Second, I enjoyed his decision to stick with modern vernacular when writing what his characters spoke.

Hearing them swear in modern English was actually a lot more enjoyable and made the writing more present than having the author hypothesize about some type of curses and oaths that might have been used by characters living in a world which to us is medieval, even if not an earthly medieval.

Also, I have noticed that there has been some focus on the lead character being a warrior who is a gay male. I found this a very pleasant bit of value-added writing. Throughout our history, there have been worthy warriors who were homosexual. To me, this character brought a good deal more humanity to the story, elevating the narrative of this work well above what one is likely to expect from even the better sword and dragon novels.

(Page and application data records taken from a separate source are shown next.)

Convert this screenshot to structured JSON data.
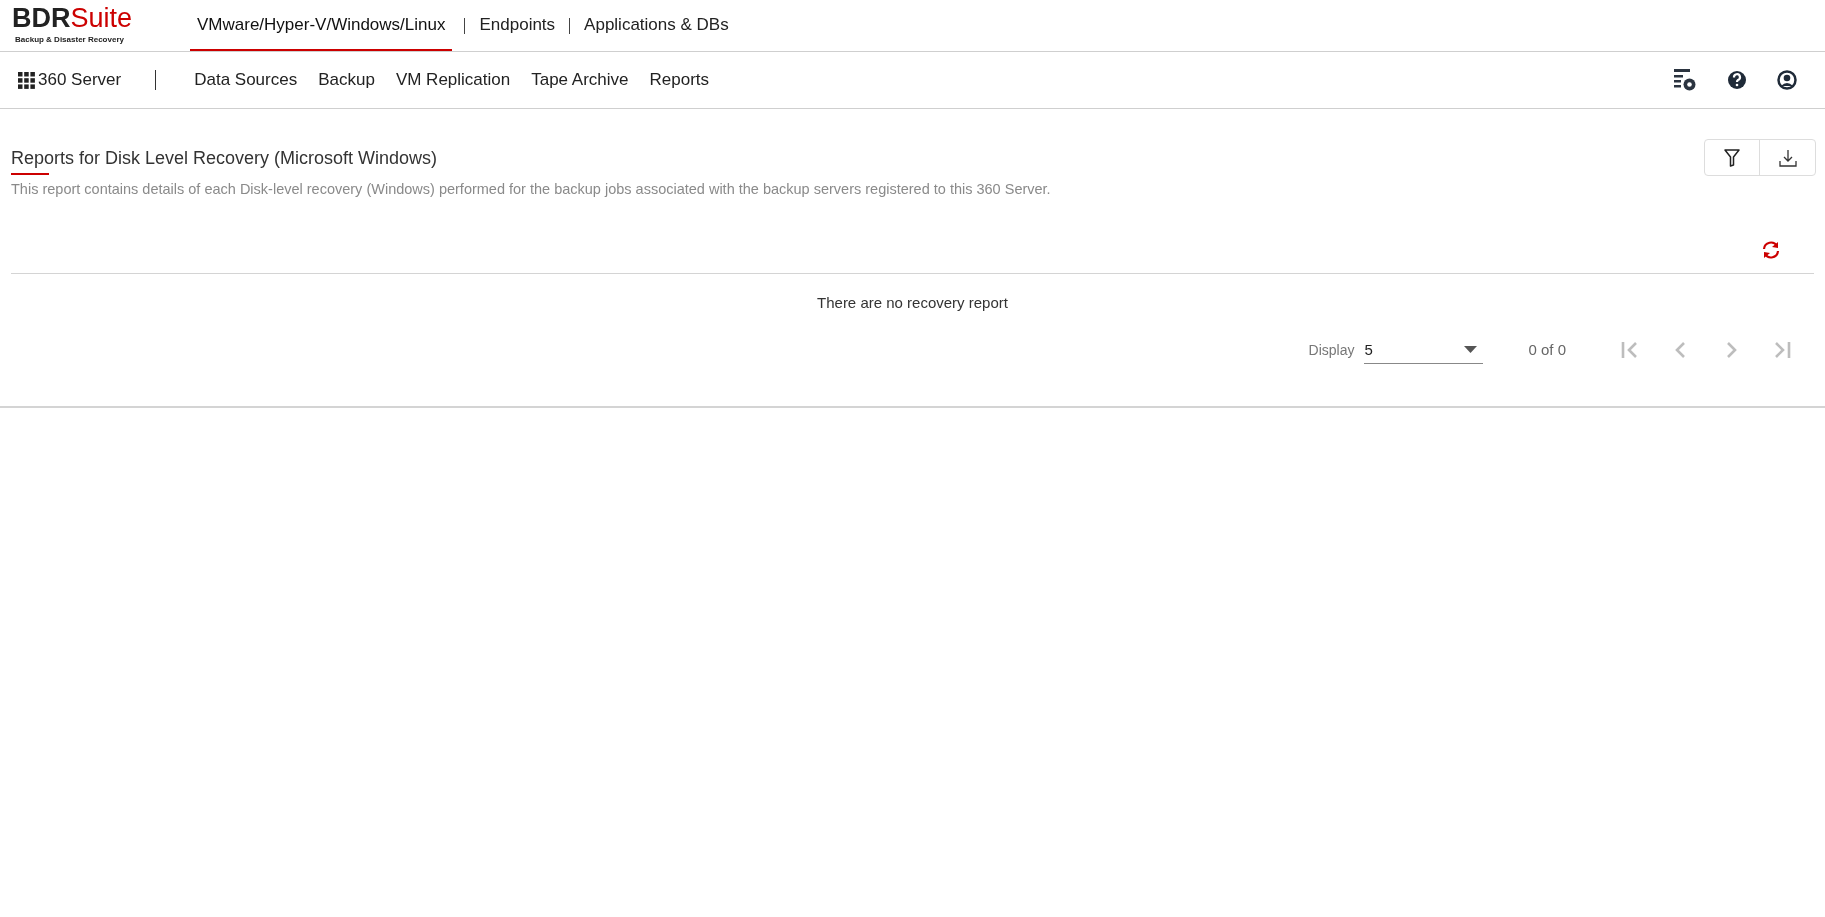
{
  "logo": {
    "primary": "BDR",
    "accent": "Suite",
    "tagline": "Backup & Disaster Recovery"
  },
  "top_tabs": [
    {
      "label": "VMware/Hyper-V/Windows/Linux",
      "selected": true
    },
    {
      "label": "Endpoints",
      "selected": false
    },
    {
      "label": "Applications & DBs",
      "selected": false
    }
  ],
  "sub_nav": {
    "home": "360 Server",
    "items": [
      "Data Sources",
      "Backup",
      "VM Replication",
      "Tape Archive",
      "Reports"
    ]
  },
  "report": {
    "title": "Reports for Disk Level Recovery (Microsoft Windows)",
    "description": "This report contains details of each Disk-level recovery (Windows) performed for the backup jobs associated with the backup servers registered to this 360 Server.",
    "empty_message": "There are no recovery report"
  },
  "pagination": {
    "display_label": "Display",
    "page_size": "5",
    "range": "0 of 0",
    "buttons": [
      {
        "kind": "first",
        "disabled": true
      },
      {
        "kind": "prev",
        "disabled": true
      },
      {
        "kind": "next",
        "disabled": true
      },
      {
        "kind": "last",
        "disabled": true
      }
    ]
  }
}
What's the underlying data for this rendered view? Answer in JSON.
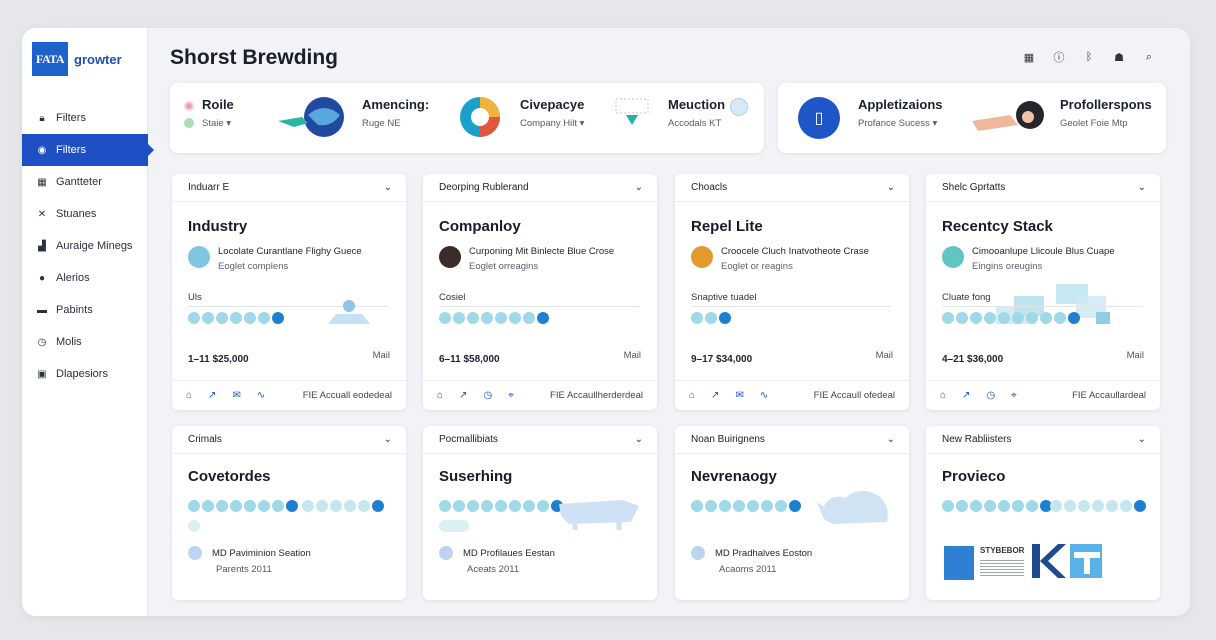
{
  "app": {
    "brand_logo": "FATA",
    "brand_name": "growter"
  },
  "page_title": "Shorst Brewding",
  "sidebar": {
    "items": [
      {
        "label": "Filters",
        "icon": "lock-icon",
        "active": false
      },
      {
        "label": "Filters",
        "icon": "filter-icon",
        "active": true
      },
      {
        "label": "Gantteter",
        "icon": "calendar-icon",
        "active": false
      },
      {
        "label": "Stuanes",
        "icon": "close-icon",
        "active": false
      },
      {
        "label": "Auraige Minegs",
        "icon": "chart-icon",
        "active": false
      },
      {
        "label": "Alerios",
        "icon": "user-icon",
        "active": false
      },
      {
        "label": "Pabints",
        "icon": "card-icon",
        "active": false
      },
      {
        "label": "Molis",
        "icon": "clock-icon",
        "active": false
      },
      {
        "label": "Dlapesiors",
        "icon": "gallery-icon",
        "active": false
      }
    ]
  },
  "top_icons": [
    "grid-icon",
    "info-icon",
    "bluetooth-icon",
    "group-icon",
    "search-icon"
  ],
  "banner1": {
    "seg1": {
      "title": "Roile",
      "sub": "Staie"
    },
    "seg2": {
      "title": "Amencing:",
      "sub": "Ruge NE"
    },
    "seg3": {
      "title": "Civepacye",
      "sub": "Company Hilt"
    },
    "seg4": {
      "title": "Meuction",
      "sub": "Accodals KT"
    }
  },
  "banner2": {
    "seg1": {
      "title": "Appletizaions",
      "sub": "Profance Sucess"
    },
    "seg2": {
      "title": "Profollerspons",
      "sub": "Geolet Foie Mtp"
    }
  },
  "cards_row1": [
    {
      "header": "Induarr E",
      "title": "Industry",
      "sub1": "Locolate Curantlane Flighy Guece",
      "sub2": "Eoglet complens",
      "small_label": "Uls",
      "range": "1–11 $25,000",
      "mail": "Mail",
      "footer": "FIE Accuall eodedeal",
      "avatar_color": "#7fc6e0"
    },
    {
      "header": "Deorping Rublerand",
      "title": "Companloy",
      "sub1": "Curponing Mit Binlecte Blue Crose",
      "sub2": "Eoglet orreagins",
      "small_label": "Cosiel",
      "range": "6–11 $58,000",
      "mail": "Mail",
      "footer": "FIE Accaullherderdeal",
      "avatar_color": "#3a2c28"
    },
    {
      "header": "Choacls",
      "title": "Repel Lite",
      "sub1": "Croocele Cluch Inatvotheote Crase",
      "sub2": "Eoglet or reagins",
      "small_label": "Snaptive tuadel",
      "range": "9–17 $34,000",
      "mail": "Mail",
      "footer": "FIE Accaull ofedeal",
      "avatar_color": "#e29a2e"
    },
    {
      "header": "Shelc Gprtatts",
      "title": "Recentcy Stack",
      "sub1": "Cimooanlupe Llicoule Blus Cuape",
      "sub2": "Eingins oreugins",
      "small_label": "Cluate fong",
      "range": "4–21 $36,000",
      "mail": "Mail",
      "footer": "FIE Accaullardeal",
      "avatar_color": "#5fc7c0"
    }
  ],
  "cards_row2": [
    {
      "header": "Crimals",
      "title": "Covetordes",
      "item": "MD Paviminion Seation",
      "item_sub": "Parents 2011"
    },
    {
      "header": "Pocmallibiats",
      "title": "Suserhing",
      "item": "MD Profilaues Eestan",
      "item_sub": "Aceats 2011"
    },
    {
      "header": "Noan Buirignens",
      "title": "Nevrenaogy",
      "item": "MD Pradhalves Eoston",
      "item_sub": "Acaoms 2011"
    },
    {
      "header": "New Rabliisters",
      "title": "Provieco",
      "logo_text": "STYBEBOR"
    }
  ],
  "colors": {
    "accent": "#1e4fc4",
    "brand": "#1e63c9",
    "pill": "#9fd8e6",
    "pill_dark": "#1e7fd0"
  }
}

Third, the chapters alternate following the differing actions and points of view of the three main characters. Sometimes it took me a second or two to know which character in which space was being represented. I found that a bit confusing and it did take me out of the moment on occasion. It was not an insurmountable issue nor a deal-breaker.

The extremely accomplished Simon Vance puts in another effective and captivating performance as the narrator.

I don't spend time summarizing the narrative of the story. Nearly every other reviewer does that. I would rather concentrate on evaluating the technique and skill displayed in the author's efforts.

This is my first Richard K. Morgan book. Before too very long I will enthusiastically purchase the second book in this series.

Edit/Addition: I have now finished all three books in this series. This is the best-written action-fantasy series that I have encountered. This series hits all the marks and is a masterful bit of storytelling.

1 person found this helpful

  • Overall
    2 out of 5 stars
  • Performance
    3 out of 5 stars
  • Story
    1 out of 5 stars

Goes nowhere, can’t finish, don’t care

A great narrator, a fan of Morgan’s other work, a new twist on fantasy without the Tolkien-esque tropes, gay masculine protagonist anti-hero... what could go wrong?

Everything. The default narration, and the narration of the main characters reflects - maybe even amplifies - a bored indifference. To paraphrase another reviewer “if the characters don’t care, why should I?

The world itself seems like it could be interesting, but there wasn’t enough detail or background given to fully pull me into the settings. It seems like the characters all knew a great deal about the world, but the reader is only given piece parts. It doesn’t unfold as the characters make there way through the story so the reader discovers something along with them. When the characters experience something, it seems they kinda knew about it already, aren’t surprised, or interested, shrug it off and plod along to the next scene.

Or, maybe those details are there but are cut up and buried so much in the sidetracked rambling thoughts of the main character.

I thought perhaps that the dull monotone narration (all supporting characters have great voicing!) might have something to do with it so I tried the kindle edition and wispersync feature for the first time (which is awesome by the way). Nope. Still dull.

I rarely stop reading, or listening to a book. I can’t finish this. It took me about a dozen tries to even get going. With eight hours left, I’m still not sure where it’s going, how the characters relate (other than serving together in some past conflict). All I know is - I don’t care. I’m uncompelled.

To see if I am missing something I’ve gone and read other reviews, forum discussions, and wikis about the books (yes books)... even material that should spoil the plot. That’s when I realized there isn’t a plot. Books two and three seem to suffer even more. It’s like a long crashing stock market. Starts high, drops in value, maybe bumps up a little before sharply dipping again. Over time you realize that the decline is the only constant.

I’m pissed I wasted credits on this and the other two books that I will never listen to.

1 person found this helpful